KRisenkampf seems to have a new motto: the more, the merrier. Chancellor Olaf Scholz proudly called it “double boom” last week when he presented the new program against high energy prices. Up to 200 billion euros are available – in new debt. Finance Minister can do that Christian Lindner promise for so long that the debt brake will be adhered to again next year – this year he is borrowing a huge sum of money for the time being.
But now debt has become fashionable. In Great Britain, the new finance minister has announced a tax cut that will also increase the national deficit by a total of almost 200 billion euros over the next five years. In Italy, on the other hand, the new head of government is committed to a balanced budget, but has nevertheless announced tax cuts that have not yet been financed.
In the end, the German state will probably not spend the full 200 billion. But the new rescue package is not the first debt program this year either: the traffic light coalition put 100 billion euros into a fund for the armed forces60 billion euros in an energy and climate fund, and the previous government had already started in the Corona times.
Debt rhetoric succeeds – at the wrong time?
The rhetoric of the past few years has been successful. The state budget was solid, the country’s debt was falling, interest rates were close to zero or even below, and inflation was rather too low. In such a situation, it was no wonder that many people called for debt: the state should rather finance its spending through loans, perhaps put the money into investments. But now the situation is different. Inflation has risen to ten percent, interest rates are already rising noticeably again. Is such a loan the right step now?

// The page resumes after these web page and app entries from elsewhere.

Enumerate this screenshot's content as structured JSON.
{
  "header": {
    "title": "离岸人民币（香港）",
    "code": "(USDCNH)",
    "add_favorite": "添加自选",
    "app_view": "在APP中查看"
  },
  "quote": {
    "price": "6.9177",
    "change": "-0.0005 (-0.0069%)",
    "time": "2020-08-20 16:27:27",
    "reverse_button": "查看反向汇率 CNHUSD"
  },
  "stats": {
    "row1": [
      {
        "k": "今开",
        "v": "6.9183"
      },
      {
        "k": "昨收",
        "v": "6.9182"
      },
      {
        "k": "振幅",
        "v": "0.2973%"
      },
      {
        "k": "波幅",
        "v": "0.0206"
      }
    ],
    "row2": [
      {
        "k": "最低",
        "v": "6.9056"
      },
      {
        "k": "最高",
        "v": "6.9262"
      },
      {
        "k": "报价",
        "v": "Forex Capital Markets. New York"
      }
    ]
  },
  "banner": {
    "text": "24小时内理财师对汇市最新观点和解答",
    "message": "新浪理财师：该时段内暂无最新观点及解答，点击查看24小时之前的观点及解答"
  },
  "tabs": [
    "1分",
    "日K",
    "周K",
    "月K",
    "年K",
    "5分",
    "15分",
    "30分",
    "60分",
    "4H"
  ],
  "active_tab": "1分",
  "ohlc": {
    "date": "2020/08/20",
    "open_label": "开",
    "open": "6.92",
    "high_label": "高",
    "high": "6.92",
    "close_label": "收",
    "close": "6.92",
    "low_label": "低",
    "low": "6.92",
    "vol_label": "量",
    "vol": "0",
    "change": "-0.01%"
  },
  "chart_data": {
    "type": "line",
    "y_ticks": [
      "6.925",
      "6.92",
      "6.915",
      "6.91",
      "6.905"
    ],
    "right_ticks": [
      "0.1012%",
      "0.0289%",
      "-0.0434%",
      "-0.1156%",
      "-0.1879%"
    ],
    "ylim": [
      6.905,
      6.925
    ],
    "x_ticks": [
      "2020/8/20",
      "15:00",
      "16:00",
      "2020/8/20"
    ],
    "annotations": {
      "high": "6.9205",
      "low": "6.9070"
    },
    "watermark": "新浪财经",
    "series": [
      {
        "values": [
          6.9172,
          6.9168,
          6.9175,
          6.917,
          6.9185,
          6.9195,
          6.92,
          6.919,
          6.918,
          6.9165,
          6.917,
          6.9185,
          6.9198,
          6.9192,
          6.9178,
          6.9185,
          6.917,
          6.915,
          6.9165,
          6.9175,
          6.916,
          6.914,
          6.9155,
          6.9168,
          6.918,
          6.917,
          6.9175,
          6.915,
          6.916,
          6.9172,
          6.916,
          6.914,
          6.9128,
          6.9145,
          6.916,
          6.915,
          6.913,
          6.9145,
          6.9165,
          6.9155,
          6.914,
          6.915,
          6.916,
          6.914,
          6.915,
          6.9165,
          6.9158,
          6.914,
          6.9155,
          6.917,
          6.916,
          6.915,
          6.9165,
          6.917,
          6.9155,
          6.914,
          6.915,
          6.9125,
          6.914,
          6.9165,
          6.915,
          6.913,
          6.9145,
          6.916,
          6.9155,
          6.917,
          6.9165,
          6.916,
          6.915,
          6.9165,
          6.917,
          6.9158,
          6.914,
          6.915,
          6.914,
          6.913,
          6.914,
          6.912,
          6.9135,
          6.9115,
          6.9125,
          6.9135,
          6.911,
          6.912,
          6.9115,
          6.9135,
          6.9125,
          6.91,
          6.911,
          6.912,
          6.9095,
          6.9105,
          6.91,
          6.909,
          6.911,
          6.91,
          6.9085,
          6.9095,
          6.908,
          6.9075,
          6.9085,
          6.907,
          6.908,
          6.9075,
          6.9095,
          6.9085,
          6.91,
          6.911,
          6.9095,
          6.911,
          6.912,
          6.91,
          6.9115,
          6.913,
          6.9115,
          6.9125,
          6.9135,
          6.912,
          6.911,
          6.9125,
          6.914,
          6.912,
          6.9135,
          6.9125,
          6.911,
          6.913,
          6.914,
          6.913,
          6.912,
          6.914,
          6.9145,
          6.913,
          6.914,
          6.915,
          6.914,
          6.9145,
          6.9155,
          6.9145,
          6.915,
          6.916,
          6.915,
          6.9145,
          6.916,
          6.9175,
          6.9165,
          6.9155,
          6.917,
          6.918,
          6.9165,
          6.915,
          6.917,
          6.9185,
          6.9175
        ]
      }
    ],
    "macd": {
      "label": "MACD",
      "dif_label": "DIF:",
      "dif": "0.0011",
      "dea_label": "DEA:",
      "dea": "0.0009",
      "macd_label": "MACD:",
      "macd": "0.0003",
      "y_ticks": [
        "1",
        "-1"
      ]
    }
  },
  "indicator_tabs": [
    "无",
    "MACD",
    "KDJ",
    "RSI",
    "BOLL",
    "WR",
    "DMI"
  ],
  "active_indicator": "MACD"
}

This much is certain: the federal government’s spending program cannot be lifted with taxes. The traffic light coalition has approved a total of 360 billion euros in debt for funds that run alongside the normal budget. Add to that the already inflated regular state spending – that’s more than double the spending from the years before Corona. In other words: 360 billion, to cover that this year, the state would have to double the entire wage and income tax.
Or to put it another way: if the revenue were to be collected via wealth tax, every German would have to pay five percent – with no exception for grandma’s little house. Alternatively, the state would have to completely expropriate the 17 richest Germans, list their companies on the stock exchange and sell their shares – and then the question would remain as to who should buy all this.

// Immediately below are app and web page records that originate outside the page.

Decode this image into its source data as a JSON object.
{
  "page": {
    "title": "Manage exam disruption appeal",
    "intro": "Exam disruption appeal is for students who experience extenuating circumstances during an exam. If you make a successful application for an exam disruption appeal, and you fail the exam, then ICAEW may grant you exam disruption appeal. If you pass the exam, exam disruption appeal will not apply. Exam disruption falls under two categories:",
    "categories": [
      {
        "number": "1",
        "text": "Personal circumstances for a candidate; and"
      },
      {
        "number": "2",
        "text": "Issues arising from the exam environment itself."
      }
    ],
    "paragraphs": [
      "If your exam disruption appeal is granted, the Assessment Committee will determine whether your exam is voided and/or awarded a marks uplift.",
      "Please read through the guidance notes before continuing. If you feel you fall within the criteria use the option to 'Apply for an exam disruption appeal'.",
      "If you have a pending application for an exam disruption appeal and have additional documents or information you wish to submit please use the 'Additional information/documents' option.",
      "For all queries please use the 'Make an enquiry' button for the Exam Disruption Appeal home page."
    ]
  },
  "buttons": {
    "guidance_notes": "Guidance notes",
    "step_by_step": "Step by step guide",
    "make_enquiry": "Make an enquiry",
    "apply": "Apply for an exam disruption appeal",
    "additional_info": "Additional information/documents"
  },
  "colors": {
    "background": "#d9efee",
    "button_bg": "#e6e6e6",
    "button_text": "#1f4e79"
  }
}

With debt, on the other hand, everything seems easier at first. Even after all the Corona aid, Germany’s debt level is currently at a tolerable 70 percent of economic output. The 360 billion euros are almost exactly ten percent of German economic output and will be brought in over several years. However, the ten percent inflation is not only a concern: it also helps to put the old mountain of debt into perspective. It hardly seems to matter that the state has to pay two or three percent interest again.